## Data shown
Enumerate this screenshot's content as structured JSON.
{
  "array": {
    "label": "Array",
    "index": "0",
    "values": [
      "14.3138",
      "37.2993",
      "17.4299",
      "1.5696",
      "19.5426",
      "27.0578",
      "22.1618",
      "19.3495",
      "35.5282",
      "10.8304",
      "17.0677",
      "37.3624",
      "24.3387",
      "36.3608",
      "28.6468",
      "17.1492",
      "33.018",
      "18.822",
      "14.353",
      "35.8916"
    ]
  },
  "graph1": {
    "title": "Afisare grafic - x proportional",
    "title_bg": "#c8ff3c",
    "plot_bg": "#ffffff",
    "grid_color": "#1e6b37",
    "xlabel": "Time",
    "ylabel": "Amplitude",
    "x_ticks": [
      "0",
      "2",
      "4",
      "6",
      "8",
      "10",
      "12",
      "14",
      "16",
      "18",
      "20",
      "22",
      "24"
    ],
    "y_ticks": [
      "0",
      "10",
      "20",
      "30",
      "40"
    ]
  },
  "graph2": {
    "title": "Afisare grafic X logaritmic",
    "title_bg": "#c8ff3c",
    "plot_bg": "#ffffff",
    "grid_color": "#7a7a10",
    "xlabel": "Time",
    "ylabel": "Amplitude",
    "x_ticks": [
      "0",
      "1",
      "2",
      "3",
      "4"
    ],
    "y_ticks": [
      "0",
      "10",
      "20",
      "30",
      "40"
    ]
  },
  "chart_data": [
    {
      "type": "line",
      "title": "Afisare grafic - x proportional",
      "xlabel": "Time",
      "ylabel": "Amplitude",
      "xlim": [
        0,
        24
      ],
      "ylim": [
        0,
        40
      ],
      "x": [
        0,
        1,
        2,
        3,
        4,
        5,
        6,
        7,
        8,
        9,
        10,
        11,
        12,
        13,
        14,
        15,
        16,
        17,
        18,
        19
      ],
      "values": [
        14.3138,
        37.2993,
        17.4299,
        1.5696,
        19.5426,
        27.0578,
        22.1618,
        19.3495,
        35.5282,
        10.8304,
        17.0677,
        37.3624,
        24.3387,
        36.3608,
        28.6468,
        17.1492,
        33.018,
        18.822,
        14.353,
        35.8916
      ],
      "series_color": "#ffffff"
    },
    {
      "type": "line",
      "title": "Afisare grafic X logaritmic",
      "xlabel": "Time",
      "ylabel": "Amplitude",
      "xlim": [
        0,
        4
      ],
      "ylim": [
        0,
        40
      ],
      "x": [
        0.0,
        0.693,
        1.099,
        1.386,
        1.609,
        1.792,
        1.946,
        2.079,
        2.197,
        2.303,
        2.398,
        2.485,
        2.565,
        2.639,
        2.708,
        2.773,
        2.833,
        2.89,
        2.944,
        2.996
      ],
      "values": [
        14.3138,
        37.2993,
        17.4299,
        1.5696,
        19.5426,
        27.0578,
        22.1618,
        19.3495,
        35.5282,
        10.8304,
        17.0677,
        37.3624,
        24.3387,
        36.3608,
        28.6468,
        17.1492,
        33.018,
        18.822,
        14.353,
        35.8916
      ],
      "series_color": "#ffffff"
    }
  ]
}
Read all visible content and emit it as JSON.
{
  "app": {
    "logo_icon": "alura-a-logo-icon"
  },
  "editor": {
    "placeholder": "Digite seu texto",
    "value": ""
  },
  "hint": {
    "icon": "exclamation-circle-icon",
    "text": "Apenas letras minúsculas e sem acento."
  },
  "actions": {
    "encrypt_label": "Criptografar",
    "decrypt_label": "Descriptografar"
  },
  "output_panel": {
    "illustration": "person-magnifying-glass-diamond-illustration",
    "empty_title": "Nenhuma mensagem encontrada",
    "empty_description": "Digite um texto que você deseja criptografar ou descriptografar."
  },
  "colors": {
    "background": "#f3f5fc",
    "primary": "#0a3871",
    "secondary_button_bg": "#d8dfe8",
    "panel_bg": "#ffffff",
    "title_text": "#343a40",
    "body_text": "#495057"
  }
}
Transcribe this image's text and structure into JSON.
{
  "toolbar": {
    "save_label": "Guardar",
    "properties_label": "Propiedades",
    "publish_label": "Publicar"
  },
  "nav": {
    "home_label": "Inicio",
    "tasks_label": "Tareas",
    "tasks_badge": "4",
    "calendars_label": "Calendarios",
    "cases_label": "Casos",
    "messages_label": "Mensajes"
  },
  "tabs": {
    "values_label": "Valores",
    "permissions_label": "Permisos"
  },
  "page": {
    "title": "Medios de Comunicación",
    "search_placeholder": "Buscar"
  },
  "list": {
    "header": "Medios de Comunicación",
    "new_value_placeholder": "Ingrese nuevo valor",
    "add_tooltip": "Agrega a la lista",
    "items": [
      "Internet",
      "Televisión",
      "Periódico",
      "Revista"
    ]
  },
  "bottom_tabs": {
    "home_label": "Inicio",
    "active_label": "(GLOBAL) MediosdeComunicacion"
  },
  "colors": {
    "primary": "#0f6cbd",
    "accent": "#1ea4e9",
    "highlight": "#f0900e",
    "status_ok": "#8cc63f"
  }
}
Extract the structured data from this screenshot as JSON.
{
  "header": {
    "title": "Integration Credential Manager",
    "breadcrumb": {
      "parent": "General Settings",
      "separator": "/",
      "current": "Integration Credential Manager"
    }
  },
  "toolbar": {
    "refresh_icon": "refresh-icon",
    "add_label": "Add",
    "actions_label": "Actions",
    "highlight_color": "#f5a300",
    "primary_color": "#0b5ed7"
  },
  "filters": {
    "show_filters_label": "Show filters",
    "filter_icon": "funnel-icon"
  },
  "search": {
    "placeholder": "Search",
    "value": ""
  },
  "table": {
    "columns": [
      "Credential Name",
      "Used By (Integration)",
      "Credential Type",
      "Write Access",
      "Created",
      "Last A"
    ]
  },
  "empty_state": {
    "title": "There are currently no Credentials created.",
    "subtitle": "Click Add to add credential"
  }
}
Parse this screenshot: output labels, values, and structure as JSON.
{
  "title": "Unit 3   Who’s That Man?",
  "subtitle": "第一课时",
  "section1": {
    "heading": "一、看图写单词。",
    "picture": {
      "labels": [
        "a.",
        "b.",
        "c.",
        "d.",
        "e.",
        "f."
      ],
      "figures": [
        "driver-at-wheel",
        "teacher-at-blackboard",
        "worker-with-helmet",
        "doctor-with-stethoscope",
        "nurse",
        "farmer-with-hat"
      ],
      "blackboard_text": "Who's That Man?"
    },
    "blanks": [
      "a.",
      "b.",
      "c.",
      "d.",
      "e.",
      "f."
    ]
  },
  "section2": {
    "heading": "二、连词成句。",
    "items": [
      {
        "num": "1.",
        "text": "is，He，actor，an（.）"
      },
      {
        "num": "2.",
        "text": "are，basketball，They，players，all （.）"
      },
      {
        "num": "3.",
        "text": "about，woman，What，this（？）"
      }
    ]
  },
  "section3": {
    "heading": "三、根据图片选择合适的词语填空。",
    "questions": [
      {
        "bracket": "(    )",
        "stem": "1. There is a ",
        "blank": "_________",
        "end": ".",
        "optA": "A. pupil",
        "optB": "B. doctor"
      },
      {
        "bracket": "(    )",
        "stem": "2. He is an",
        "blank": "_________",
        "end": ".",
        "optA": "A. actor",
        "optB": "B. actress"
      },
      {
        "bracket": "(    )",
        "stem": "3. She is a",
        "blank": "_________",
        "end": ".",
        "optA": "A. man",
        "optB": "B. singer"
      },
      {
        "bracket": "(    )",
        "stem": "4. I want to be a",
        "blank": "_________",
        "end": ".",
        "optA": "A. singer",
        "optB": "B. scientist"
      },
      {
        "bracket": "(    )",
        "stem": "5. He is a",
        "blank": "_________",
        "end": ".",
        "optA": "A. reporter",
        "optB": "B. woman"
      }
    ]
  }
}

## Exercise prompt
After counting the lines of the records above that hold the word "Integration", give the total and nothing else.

## Result of the task
3